I’ve always been a fan of pushing. When my son was born I received a bill from the pediatrician who’d come to inspect him the morning after he was born. I was confused when the pediatrician came into the room that day as she wasn’t our pediatrician, but after having gone through the most life changing few days of my life it didn’t occur to me to stop that pediatrician at the door to find out if she accepted my insurance. In fact, I’ve never stopped any doctor who was offering me or a loved one important treatment and asked them if they accepted my insurance, so that certainly would not have been the day to start. I promptly asked other mommy friends about this and was pleased to find that another had dealt with the same problem. She advised that I contact the insurance company and the hospital and find out what could be done. Well you didn’t have to tell me twice. After numerous calls and letters, I came home from work one day to find an apologetic letter and a check from the insurance company intended to cover the cost of this pediatrician. This scenario has played out for me many times over, with cell phone companies and airlines and even food truck vendors. I push and they yield and cut me a check or give me extra bonus miles or send me a voucher for another jar. I’m naturally inclined to push and my success in pushing has only spurned me to push more and harder.
So it was that last week I made a call where the person I was pushing cut me off and basically said “Camille, we’ve heard what you said and we may be able to help you, but we need you to wait.” It was at this moment that I realized that one of the central challenges in my life is figuring out when NOT to push. When should I sit a fight out? Or rather, when should I simply say or do my peace and then let things take their course? When should I/can I trust the process? When and how should I conserve my energy to fight another day?
This issue has come up quite a few times in my work and on projects I am working on both for myself and those I work alongside. This is only further complicated by the conflicting messages we get as modern women. On one hand, we have co-workers who might take us to take for being too aggressive or pushy or bossy on the othe hand you have people like Sheryl Sandberg with her message and book Lean In (full disclosure: I’m currently listening to the audiobook) Add to that the fact of being black (and thus hyper-visible) in the mostly non-black world of free and open stuff and it’s enough to make you want to lean out…of a window.
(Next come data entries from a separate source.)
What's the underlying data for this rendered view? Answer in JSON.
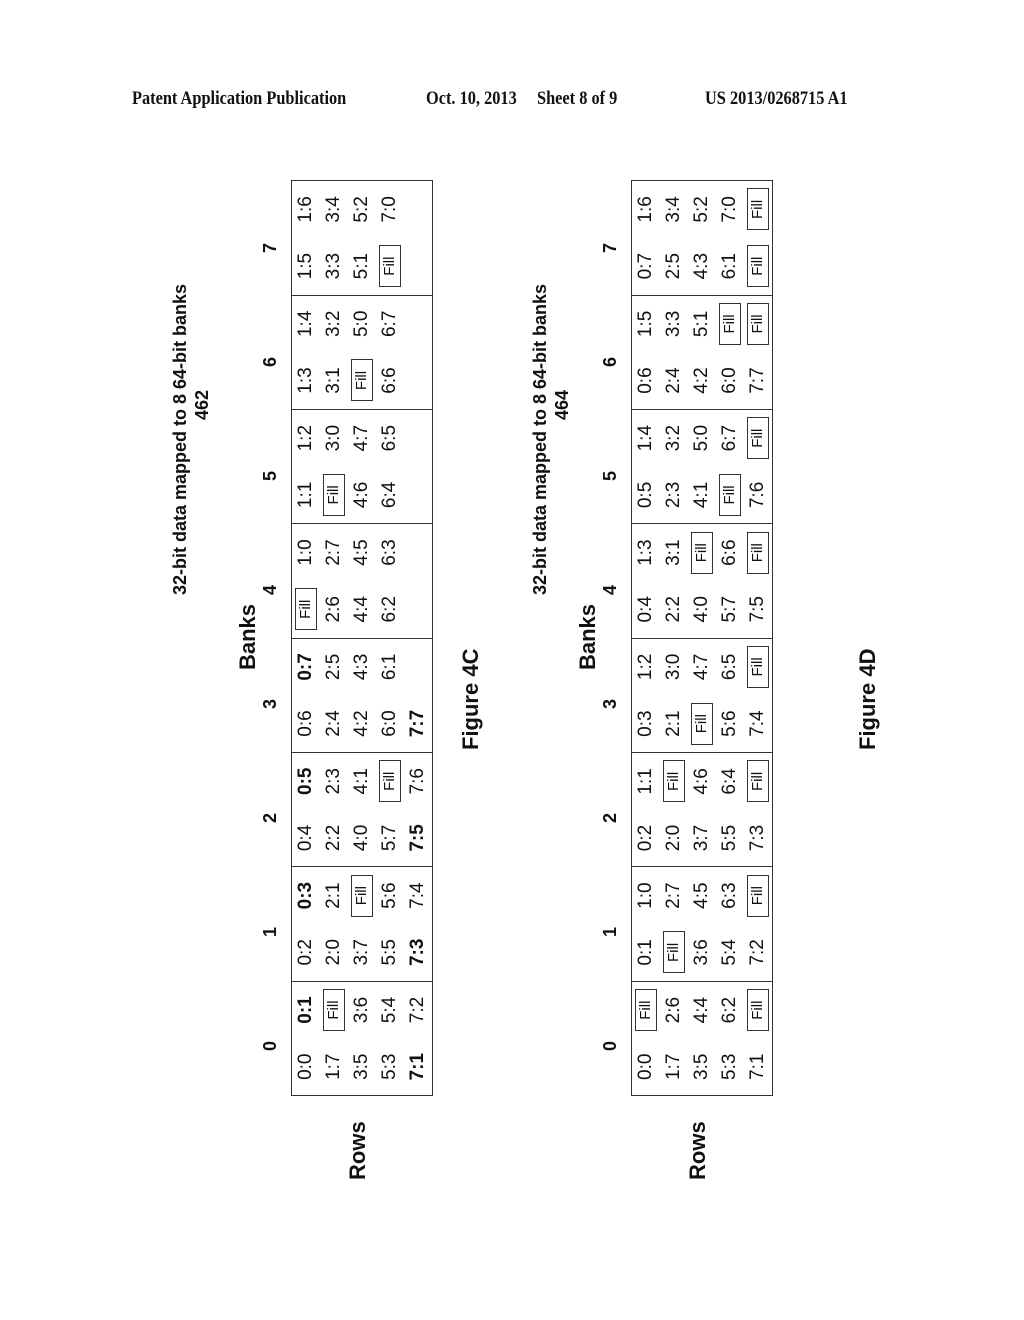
{
  "header": {
    "left": "Patent Application Publication",
    "date": "Oct. 10, 2013",
    "sheet": "Sheet 8 of 9",
    "number": "US 2013/0268715 A1"
  },
  "figures": [
    {
      "caption": "Figure 4C",
      "title": "32-bit data mapped to 8 64-bit banks",
      "ref": "462",
      "axis_rows": "Rows",
      "axis_banks": "Banks",
      "bank_numbers": [
        "0",
        "1",
        "2",
        "3",
        "4",
        "5",
        "6",
        "7"
      ],
      "rows": [
        [
          "0:0",
          "**0:1",
          "0:2",
          "**0:3",
          "0:4",
          "**0:5",
          "0:6",
          "**0:7",
          "Fill",
          "1:0",
          "1:1",
          "1:2",
          "1:3",
          "1:4",
          "1:5",
          "1:6"
        ],
        [
          "1:7",
          "Fill",
          "2:0",
          "2:1",
          "2:2",
          "2:3",
          "2:4",
          "2:5",
          "2:6",
          "2:7",
          "Fill",
          "3:0",
          "3:1",
          "3:2",
          "3:3",
          "3:4"
        ],
        [
          "3:5",
          "3:6",
          "3:7",
          "Fill",
          "4:0",
          "4:1",
          "4:2",
          "4:3",
          "4:4",
          "4:5",
          "4:6",
          "4:7",
          "Fill",
          "5:0",
          "5:1",
          "5:2"
        ],
        [
          "5:3",
          "5:4",
          "5:5",
          "5:6",
          "5:7",
          "Fill",
          "6:0",
          "6:1",
          "6:2",
          "6:3",
          "6:4",
          "6:5",
          "6:6",
          "6:7",
          "Fill",
          "7:0"
        ],
        [
          "**7:1",
          "7:2",
          "**7:3",
          "7:4",
          "**7:5",
          "7:6",
          "**7:7",
          "",
          "",
          "",
          "",
          "",
          "",
          "",
          "",
          ""
        ]
      ]
    },
    {
      "caption": "Figure 4D",
      "title": "32-bit data mapped to 8 64-bit banks",
      "ref": "464",
      "axis_rows": "Rows",
      "axis_banks": "Banks",
      "bank_numbers": [
        "0",
        "1",
        "2",
        "3",
        "4",
        "5",
        "6",
        "7"
      ],
      "rows": [
        [
          "0:0",
          "Fill",
          "0:1",
          "1:0",
          "0:2",
          "1:1",
          "0:3",
          "1:2",
          "0:4",
          "1:3",
          "0:5",
          "1:4",
          "0:6",
          "1:5",
          "0:7",
          "1:6"
        ],
        [
          "1:7",
          "2:6",
          "Fill",
          "2:7",
          "2:0",
          "Fill",
          "2:1",
          "3:0",
          "2:2",
          "3:1",
          "2:3",
          "3:2",
          "2:4",
          "3:3",
          "2:5",
          "3:4"
        ],
        [
          "3:5",
          "4:4",
          "3:6",
          "4:5",
          "3:7",
          "4:6",
          "Fill",
          "4:7",
          "4:0",
          "Fill",
          "4:1",
          "5:0",
          "4:2",
          "5:1",
          "4:3",
          "5:2"
        ],
        [
          "5:3",
          "6:2",
          "5:4",
          "6:3",
          "5:5",
          "6:4",
          "5:6",
          "6:5",
          "5:7",
          "6:6",
          "Fill",
          "6:7",
          "6:0",
          "Fill",
          "6:1",
          "7:0"
        ],
        [
          "7:1",
          "Fill",
          "7:2",
          "Fill",
          "7:3",
          "Fill",
          "7:4",
          "Fill",
          "7:5",
          "Fill",
          "7:6",
          "Fill",
          "7:7",
          "Fill",
          "Fill",
          "Fill"
        ]
      ]
    }
  ]
}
In thinking about my inclination to push, I’m drawn to the idea of a Git push, which is more about synchronization of your change rather than muscling in. Git push is about making a contribution rather than looking to take something away. Of course there are definitely times when more radical moves are necessary when advocating for certain changes and those times might require you to fork and go in a different direction, but these days I’m beginning to think that when you can work within the existing project, there is so much to be gained by pulling in data, taking a good look at what’s going on, making a considered move, and THEN pushing.
*This post takes its title from this great song by Maximo Park